- **EXTRACTED INFORMATION**:
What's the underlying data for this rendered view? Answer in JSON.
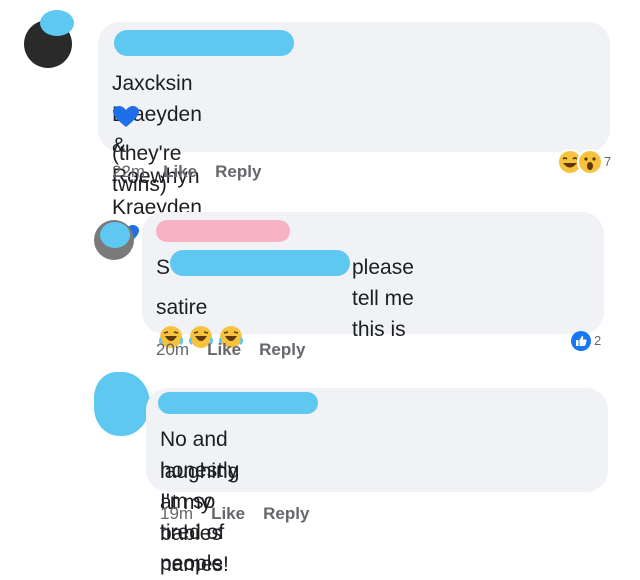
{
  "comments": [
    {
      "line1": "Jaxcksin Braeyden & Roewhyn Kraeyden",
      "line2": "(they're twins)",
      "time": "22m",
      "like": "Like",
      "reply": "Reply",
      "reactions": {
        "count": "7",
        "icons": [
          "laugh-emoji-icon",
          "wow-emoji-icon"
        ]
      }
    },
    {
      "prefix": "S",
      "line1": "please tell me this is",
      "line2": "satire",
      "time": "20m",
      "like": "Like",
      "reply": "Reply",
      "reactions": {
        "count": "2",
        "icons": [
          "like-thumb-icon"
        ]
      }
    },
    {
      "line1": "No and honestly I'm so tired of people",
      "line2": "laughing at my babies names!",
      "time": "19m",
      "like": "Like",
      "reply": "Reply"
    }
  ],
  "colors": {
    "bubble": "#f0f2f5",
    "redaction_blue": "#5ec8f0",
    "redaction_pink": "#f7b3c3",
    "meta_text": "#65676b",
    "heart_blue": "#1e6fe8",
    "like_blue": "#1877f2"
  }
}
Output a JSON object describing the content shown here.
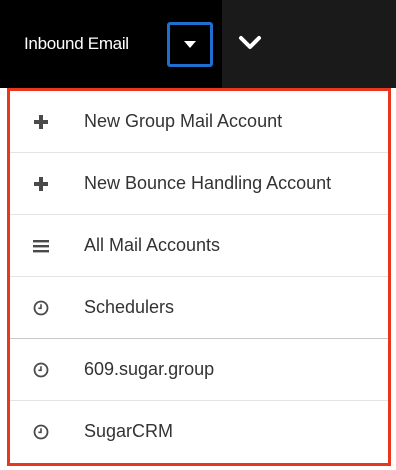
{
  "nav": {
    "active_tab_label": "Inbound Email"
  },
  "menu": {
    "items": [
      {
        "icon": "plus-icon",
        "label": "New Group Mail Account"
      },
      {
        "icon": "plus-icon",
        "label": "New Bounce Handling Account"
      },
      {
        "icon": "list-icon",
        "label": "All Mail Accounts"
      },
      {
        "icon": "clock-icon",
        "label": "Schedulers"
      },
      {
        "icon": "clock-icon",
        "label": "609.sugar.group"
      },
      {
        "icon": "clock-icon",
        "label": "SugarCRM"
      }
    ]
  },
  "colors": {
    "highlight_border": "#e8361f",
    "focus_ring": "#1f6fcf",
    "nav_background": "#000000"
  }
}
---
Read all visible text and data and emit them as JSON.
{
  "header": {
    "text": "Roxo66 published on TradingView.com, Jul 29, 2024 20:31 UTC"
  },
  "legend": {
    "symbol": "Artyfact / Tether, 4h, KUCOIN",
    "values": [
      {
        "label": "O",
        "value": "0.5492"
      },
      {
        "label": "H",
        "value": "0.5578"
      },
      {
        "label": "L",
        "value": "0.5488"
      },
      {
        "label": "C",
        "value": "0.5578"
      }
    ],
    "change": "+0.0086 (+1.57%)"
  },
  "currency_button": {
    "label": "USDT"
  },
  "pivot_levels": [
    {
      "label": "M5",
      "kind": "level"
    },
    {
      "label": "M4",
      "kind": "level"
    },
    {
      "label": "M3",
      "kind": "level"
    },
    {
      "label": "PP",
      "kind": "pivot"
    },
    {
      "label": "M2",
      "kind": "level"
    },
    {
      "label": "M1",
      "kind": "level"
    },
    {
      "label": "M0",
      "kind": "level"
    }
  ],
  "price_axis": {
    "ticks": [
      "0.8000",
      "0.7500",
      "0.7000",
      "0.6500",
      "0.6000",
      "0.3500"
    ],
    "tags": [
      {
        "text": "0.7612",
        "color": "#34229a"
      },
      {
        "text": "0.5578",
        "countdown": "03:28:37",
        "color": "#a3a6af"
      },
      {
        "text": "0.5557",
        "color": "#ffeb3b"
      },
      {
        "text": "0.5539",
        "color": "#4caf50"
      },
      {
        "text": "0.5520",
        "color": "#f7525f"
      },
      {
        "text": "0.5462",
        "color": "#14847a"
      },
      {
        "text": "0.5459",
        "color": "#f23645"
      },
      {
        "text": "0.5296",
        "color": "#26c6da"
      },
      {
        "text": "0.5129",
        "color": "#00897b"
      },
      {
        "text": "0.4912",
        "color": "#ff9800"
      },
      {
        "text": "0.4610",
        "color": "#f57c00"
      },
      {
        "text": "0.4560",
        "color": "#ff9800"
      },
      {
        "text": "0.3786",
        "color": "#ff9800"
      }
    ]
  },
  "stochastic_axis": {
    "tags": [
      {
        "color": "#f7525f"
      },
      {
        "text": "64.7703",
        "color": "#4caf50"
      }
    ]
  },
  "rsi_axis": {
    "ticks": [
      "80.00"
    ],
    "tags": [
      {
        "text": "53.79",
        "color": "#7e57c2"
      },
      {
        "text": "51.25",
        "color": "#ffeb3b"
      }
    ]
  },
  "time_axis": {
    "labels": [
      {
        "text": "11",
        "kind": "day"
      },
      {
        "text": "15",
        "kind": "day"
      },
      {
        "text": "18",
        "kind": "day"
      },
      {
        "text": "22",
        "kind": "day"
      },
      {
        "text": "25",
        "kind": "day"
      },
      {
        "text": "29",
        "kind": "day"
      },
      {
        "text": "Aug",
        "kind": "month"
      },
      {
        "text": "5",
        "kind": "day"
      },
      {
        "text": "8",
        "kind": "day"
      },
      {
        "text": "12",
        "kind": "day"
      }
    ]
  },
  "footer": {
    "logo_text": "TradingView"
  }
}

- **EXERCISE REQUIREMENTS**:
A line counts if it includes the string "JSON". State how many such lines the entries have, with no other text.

- **YOUR SOLUTION**:
3